Maastricht must serve as a point of departure for a genuine common foreign and security policy including development cooperation issues. If fundamental divergences between the two policy areas persist, not only in the field of development cooperation but also in that of human rights and democracy, we shall continue to fuel contradictions and encourage the rise of tyrannical dictatorships.

The principle of subsidiarily cannot be interpreted in such a way that Brussels is responsible for implementing impossible or unpopular policies (negative or restrictive measures in the field of cooperation) while the Twelve pursue the policies which best suit their currencies, banks, stock markets or enterprises. This is the great challenge with which the 1996 Intergovernmental Conference will present us.

We must, furthermore, deepen dialogue between the countries of the North and the South in order to change many of the outdated ideas underlying an antiquated system of international law. Certain components of a new system of international law, such as the right to peaceful and democratic intervention, must be examined in detail to enable the democratic concerns of North and South alike to circulate freely beyond the frontiers of each.
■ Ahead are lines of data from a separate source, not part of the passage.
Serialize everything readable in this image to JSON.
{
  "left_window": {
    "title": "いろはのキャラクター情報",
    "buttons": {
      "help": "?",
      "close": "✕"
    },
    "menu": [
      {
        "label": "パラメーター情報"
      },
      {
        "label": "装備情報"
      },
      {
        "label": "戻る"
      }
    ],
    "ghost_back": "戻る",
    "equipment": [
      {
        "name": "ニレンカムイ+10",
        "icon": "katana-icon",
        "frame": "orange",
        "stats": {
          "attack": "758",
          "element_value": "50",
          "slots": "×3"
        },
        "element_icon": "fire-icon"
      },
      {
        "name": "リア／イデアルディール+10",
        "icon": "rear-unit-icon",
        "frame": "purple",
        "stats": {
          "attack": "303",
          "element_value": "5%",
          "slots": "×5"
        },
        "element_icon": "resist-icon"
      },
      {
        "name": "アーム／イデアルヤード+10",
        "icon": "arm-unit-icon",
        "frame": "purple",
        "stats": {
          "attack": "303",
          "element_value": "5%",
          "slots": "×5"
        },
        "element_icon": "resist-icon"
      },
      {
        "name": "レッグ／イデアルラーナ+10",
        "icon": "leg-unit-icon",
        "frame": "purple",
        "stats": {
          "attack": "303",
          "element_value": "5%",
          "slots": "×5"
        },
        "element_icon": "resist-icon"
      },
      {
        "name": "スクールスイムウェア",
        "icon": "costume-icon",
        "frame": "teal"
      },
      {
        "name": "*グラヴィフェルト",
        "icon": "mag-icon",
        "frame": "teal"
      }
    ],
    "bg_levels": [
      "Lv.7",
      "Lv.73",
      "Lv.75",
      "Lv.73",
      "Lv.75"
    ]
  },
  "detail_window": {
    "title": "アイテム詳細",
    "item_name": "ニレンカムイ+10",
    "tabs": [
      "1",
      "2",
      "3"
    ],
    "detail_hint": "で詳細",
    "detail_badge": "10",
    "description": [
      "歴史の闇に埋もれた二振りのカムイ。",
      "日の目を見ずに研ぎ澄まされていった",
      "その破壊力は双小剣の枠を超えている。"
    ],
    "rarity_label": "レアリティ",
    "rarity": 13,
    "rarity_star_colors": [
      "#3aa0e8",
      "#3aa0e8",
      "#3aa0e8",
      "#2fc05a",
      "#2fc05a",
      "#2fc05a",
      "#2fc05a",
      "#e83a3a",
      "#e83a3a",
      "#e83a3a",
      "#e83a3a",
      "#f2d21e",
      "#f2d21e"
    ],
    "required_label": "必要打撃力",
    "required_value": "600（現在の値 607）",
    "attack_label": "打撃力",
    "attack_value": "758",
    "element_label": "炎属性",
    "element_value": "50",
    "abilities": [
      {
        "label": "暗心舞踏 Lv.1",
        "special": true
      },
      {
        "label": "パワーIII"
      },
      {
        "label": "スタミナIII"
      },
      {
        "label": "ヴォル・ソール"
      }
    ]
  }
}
The new hopes for democracy and human rights which have been emerging recently must be reflected in political agreements and commitments of a new type, based on the revision and reformulation of agreements derived from the colonial past. Third-generation agreements containing clear specifications on human rights cannot co-exist within the European Community with first-generation agreements which take an ambiguous stance on the issue and which date back beyond the Berlin Wall era.

Whilst the European Community cannot fight the good fight on its own, it can and must make itself heard with a single voice in other organisations, particularly the UN. This represents a new challenge to innovate, reform and improve existing structures to enable them to adapt to the prodigious economic, social and cultural changes which have taken place in other continents. Solidarity cannot continue to operate in one direction only; many other countries which have been neglected hitherto are knocking at our doors.

We must lay the foundations for and continue to stress the need for genuine worldwide economic democracy. Let us start by condemning any element of obligation in the allocation of the economic roles hitherto imposed on each country or group of countries. We must champion the implementation of genuinely cohesive regional policies. How long will international economic and monetary institutions continue to determine the economic policy of sovereign countries without taking into account either their views or their interests?

We must continue to stress the need to establish a cultural democracy which will oppose cultural norms and standards foreign to the development of the countries concerned. Cultural and religious extremism cannot be viewed as offering hope to betrayed and manipulated peoples.

We would stress that political democracy, which must embrace the characteristics peculiar to each people or region, must be based on scrupulous respect for the rule of law. We know that while it is difficult to define democracy, it is easy to prostitute it. Democracy exists when the inhabitants of the country concerned experience it day-by-day and minute by minute.

In order to achieve these three forms of democracy, in the economic, cultural and political spheres, far-reaching reform of existing international institutions will be required, from the most universal-such as the United Nations-to the most specific-such as these derived from the Lomonvention. This is the challenge facing the European Community. Its achievements will determine in no small measure the name and role which it decides to give itself. J.E.P.-G.